BEGIN SUPPLIED INFORMATION

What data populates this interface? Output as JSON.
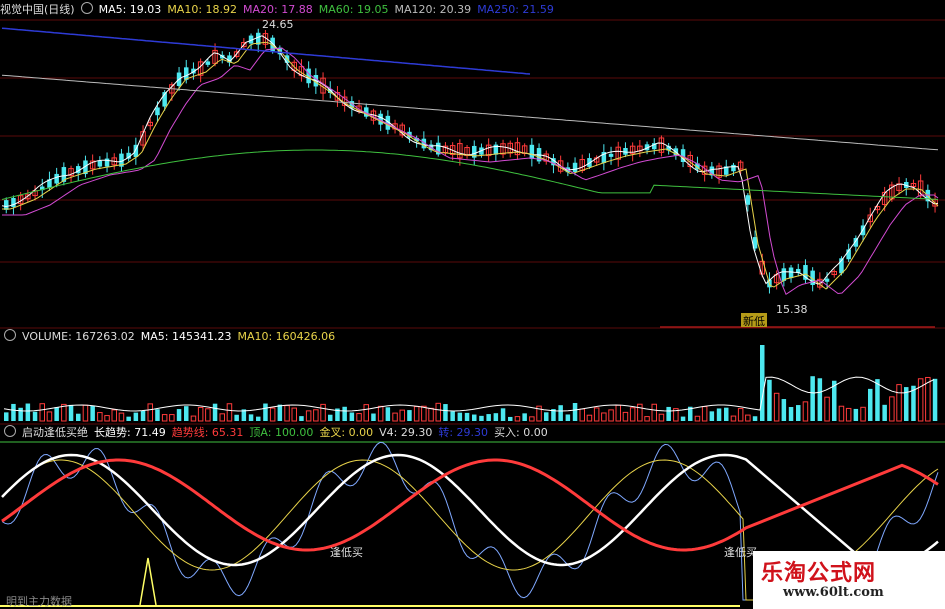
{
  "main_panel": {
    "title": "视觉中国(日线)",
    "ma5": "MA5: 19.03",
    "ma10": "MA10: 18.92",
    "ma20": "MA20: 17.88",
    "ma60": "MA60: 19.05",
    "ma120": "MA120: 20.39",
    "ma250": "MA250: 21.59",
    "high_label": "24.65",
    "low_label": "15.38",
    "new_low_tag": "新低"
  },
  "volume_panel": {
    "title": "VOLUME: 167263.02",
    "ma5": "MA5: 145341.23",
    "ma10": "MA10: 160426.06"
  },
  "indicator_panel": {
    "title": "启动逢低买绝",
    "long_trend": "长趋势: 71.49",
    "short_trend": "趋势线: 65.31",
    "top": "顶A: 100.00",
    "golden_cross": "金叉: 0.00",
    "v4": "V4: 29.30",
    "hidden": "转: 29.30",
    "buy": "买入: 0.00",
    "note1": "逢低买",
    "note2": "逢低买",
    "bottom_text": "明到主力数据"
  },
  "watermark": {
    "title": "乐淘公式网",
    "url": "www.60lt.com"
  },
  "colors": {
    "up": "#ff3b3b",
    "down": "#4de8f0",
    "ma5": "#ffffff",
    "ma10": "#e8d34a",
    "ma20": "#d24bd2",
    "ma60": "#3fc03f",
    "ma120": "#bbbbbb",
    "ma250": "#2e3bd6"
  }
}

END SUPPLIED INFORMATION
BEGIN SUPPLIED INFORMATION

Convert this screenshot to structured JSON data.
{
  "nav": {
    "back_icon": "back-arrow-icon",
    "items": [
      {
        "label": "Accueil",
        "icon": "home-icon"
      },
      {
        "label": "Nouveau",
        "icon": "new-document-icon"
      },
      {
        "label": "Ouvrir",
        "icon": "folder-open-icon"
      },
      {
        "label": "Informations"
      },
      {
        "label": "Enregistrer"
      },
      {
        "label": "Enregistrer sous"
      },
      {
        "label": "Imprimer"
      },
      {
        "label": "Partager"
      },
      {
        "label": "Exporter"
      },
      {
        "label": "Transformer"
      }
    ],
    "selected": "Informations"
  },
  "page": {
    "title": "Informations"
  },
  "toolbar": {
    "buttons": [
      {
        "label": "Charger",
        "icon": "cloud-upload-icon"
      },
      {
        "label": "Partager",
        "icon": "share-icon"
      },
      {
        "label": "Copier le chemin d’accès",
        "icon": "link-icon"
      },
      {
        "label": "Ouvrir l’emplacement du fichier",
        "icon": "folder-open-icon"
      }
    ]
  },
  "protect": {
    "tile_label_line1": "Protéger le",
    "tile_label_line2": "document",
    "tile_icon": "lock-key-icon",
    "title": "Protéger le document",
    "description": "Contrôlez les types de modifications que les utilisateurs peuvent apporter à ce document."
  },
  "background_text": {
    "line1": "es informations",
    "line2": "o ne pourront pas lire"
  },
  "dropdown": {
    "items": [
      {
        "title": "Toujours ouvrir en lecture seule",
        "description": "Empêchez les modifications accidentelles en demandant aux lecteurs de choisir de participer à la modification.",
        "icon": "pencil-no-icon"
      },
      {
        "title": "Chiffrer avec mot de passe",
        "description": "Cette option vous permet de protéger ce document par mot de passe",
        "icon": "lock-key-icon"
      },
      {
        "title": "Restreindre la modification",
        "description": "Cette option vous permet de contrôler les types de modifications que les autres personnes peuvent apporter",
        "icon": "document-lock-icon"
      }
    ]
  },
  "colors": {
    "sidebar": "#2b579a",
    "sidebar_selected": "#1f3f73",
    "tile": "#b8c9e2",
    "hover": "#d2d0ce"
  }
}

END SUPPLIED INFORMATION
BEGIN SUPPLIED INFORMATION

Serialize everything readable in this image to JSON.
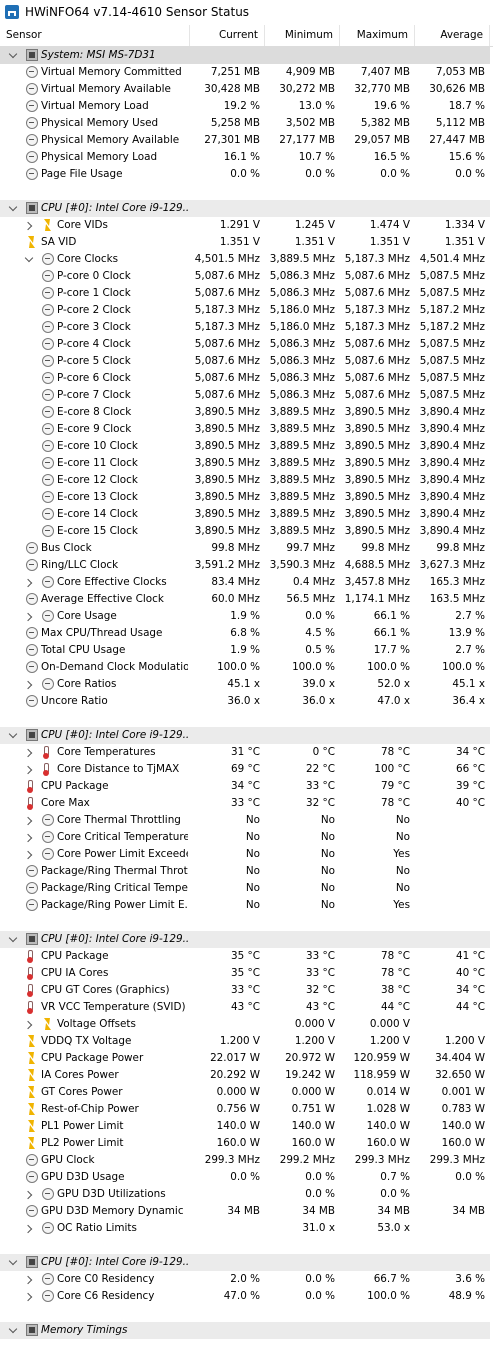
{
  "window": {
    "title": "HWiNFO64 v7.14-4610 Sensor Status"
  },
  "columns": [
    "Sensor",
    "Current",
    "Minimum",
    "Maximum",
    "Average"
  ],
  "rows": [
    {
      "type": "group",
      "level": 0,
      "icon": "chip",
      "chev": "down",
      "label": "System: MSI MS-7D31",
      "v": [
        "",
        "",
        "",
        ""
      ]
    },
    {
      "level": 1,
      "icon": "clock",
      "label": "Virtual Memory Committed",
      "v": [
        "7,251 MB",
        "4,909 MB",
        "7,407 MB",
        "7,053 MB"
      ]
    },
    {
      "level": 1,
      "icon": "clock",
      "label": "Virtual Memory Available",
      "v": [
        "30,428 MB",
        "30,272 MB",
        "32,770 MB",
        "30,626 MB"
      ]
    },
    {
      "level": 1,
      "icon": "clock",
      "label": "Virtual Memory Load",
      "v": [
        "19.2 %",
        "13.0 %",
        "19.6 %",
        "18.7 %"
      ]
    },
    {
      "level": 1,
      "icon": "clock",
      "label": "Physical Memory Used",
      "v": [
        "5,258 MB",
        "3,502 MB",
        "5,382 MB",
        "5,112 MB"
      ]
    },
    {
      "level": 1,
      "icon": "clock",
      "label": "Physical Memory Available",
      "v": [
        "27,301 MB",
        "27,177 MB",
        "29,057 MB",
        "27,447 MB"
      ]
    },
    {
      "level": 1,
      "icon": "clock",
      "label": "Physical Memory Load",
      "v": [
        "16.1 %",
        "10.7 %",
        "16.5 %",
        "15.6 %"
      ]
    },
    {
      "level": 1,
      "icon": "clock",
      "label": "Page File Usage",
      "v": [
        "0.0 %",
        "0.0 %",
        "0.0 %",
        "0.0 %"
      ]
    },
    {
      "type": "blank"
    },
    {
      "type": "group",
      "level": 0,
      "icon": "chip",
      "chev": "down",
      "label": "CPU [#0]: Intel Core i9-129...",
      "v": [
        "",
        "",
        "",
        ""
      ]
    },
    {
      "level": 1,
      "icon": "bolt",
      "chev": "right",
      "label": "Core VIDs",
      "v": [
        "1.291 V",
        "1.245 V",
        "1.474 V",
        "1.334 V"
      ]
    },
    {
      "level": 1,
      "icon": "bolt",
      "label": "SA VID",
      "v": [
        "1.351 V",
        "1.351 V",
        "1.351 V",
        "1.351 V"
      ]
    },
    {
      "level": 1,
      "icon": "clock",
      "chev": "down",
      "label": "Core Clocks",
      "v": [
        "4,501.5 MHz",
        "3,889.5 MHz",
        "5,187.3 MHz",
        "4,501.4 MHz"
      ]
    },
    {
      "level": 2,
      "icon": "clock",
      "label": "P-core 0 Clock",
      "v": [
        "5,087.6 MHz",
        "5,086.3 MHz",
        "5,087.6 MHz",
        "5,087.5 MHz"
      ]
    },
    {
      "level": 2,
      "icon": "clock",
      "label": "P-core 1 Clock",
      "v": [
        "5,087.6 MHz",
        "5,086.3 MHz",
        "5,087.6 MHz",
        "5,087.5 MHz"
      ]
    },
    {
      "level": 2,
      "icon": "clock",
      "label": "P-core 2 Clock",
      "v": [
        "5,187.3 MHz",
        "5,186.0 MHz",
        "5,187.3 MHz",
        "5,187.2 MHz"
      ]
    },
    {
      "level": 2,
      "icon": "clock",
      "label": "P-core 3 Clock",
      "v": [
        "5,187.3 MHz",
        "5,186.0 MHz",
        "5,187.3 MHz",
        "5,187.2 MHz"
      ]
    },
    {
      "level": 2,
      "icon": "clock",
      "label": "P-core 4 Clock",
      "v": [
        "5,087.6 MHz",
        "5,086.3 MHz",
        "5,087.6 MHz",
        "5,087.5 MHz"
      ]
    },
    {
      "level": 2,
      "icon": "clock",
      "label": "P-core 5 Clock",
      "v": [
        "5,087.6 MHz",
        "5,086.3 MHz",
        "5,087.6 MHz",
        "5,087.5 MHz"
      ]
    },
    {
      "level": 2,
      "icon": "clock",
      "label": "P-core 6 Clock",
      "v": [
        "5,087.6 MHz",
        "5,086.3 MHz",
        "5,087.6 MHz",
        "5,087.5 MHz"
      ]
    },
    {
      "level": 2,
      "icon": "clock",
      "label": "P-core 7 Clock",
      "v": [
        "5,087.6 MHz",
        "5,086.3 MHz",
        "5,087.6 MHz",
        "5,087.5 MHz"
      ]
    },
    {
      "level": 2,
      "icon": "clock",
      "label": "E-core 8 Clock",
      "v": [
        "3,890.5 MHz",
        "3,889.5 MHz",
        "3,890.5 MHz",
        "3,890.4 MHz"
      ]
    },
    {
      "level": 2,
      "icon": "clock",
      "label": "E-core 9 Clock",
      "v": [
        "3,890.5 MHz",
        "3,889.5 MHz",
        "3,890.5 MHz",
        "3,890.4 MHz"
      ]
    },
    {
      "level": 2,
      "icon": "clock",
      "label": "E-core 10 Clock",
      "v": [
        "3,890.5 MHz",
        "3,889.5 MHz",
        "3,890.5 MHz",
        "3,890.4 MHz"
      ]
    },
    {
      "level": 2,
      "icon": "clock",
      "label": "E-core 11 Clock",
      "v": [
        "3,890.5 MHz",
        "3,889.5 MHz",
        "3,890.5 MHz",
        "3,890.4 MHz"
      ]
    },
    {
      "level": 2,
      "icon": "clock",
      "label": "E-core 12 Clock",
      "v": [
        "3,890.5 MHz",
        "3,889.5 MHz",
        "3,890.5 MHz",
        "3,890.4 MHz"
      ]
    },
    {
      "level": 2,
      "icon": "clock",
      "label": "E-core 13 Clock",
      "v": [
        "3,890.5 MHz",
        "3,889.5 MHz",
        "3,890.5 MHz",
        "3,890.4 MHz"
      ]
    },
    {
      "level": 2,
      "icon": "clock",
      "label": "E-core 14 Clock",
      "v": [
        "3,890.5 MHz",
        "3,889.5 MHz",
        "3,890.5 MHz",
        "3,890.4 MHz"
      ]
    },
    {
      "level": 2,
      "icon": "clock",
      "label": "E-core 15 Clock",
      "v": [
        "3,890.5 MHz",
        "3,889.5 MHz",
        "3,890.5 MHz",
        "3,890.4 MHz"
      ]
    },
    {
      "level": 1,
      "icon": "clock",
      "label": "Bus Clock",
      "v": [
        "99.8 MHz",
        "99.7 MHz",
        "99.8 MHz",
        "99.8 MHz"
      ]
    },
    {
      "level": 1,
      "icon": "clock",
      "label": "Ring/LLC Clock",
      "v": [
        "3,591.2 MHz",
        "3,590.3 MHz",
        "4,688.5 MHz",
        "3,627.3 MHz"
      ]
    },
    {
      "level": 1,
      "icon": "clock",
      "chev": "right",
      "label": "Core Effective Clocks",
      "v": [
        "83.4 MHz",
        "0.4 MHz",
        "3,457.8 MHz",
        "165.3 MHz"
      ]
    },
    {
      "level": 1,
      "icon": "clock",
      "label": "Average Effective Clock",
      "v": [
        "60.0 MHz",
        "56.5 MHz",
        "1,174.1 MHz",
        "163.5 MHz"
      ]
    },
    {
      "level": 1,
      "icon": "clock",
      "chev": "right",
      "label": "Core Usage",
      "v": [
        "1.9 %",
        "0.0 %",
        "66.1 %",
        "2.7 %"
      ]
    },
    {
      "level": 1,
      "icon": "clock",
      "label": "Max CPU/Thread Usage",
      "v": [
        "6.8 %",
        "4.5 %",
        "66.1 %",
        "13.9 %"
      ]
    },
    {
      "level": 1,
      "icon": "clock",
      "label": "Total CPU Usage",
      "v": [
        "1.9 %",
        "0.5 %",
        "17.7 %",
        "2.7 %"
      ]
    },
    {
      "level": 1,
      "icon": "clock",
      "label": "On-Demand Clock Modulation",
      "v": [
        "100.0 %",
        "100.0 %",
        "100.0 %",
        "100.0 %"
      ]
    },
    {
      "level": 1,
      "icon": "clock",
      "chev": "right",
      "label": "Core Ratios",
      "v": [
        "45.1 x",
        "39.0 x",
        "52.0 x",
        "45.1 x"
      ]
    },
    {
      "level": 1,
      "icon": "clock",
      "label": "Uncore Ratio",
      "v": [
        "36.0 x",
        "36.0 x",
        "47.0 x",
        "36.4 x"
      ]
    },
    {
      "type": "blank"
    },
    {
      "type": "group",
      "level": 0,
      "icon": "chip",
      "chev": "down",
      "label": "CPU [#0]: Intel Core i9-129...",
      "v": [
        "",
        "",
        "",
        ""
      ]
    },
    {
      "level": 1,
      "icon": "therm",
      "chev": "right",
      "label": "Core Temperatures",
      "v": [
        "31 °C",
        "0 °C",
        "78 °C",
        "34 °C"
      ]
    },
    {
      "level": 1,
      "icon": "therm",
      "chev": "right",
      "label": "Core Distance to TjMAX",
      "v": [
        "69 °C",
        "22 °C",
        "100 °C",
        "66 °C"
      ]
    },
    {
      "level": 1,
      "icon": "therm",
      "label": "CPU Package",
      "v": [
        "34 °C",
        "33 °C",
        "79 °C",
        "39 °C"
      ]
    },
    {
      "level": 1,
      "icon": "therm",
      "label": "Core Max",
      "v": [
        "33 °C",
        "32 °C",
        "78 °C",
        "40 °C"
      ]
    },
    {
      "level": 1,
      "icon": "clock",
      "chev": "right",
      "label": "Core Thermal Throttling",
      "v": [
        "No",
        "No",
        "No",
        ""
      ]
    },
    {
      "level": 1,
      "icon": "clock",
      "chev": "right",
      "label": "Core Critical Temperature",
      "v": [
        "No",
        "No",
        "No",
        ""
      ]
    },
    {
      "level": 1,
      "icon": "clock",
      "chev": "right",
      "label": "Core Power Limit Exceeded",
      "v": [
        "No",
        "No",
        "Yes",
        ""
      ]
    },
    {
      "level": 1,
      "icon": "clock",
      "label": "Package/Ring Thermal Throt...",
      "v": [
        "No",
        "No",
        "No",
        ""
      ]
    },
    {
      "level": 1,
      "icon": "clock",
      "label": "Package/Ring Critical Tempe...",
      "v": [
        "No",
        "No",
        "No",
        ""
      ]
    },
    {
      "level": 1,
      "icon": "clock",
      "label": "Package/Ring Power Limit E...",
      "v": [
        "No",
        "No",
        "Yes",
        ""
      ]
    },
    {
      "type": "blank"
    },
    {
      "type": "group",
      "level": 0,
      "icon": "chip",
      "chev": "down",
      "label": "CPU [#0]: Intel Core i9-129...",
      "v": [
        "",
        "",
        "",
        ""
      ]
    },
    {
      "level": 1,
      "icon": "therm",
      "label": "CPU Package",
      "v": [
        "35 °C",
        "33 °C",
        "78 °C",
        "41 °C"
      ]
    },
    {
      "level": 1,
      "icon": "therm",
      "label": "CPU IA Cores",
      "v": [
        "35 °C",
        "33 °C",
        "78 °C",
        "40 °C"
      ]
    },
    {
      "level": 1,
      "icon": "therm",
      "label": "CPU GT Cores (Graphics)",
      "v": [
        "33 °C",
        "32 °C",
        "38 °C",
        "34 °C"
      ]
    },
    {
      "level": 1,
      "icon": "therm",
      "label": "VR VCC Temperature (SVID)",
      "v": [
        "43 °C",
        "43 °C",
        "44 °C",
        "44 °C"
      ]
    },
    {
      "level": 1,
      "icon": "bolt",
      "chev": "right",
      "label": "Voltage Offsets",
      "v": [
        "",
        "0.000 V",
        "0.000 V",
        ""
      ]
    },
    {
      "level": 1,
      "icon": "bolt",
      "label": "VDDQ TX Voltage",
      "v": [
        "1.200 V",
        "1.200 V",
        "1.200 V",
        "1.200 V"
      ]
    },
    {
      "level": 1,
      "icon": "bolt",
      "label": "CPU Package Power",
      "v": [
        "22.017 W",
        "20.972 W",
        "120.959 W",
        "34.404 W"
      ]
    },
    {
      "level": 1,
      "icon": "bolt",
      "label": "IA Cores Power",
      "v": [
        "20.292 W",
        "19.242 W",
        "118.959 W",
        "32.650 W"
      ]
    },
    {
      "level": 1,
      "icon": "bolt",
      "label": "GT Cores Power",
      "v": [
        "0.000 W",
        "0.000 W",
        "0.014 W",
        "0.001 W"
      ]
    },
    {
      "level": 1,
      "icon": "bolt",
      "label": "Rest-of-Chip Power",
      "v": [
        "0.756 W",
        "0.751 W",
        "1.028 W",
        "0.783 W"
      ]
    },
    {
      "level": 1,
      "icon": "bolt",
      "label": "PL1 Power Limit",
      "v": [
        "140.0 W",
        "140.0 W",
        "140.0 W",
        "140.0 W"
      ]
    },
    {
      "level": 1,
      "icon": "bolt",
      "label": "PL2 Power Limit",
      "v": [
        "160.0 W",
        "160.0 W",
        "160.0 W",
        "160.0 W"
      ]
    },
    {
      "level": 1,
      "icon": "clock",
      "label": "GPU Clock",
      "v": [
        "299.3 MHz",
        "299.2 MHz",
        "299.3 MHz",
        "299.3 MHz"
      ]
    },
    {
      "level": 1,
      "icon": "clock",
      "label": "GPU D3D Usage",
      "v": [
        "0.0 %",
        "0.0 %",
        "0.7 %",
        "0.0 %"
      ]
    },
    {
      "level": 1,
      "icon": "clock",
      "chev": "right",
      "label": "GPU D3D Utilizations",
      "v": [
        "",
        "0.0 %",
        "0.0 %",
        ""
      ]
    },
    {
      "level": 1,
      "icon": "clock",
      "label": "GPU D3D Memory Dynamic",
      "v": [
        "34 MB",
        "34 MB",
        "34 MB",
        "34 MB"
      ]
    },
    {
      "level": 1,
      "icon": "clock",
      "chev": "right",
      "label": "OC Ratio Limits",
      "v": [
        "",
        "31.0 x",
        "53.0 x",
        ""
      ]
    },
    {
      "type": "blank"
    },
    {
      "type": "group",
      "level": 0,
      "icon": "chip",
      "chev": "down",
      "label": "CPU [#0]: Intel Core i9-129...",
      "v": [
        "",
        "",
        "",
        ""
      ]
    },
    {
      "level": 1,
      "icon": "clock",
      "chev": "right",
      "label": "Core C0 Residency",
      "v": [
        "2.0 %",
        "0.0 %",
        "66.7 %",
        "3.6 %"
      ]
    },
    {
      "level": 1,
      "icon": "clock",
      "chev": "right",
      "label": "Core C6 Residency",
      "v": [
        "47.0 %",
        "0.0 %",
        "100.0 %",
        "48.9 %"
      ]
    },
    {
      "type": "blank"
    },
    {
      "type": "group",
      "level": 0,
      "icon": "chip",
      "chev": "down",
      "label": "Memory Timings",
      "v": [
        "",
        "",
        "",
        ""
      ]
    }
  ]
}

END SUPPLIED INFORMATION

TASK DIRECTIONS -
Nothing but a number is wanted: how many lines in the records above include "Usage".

TASK RESULT -
5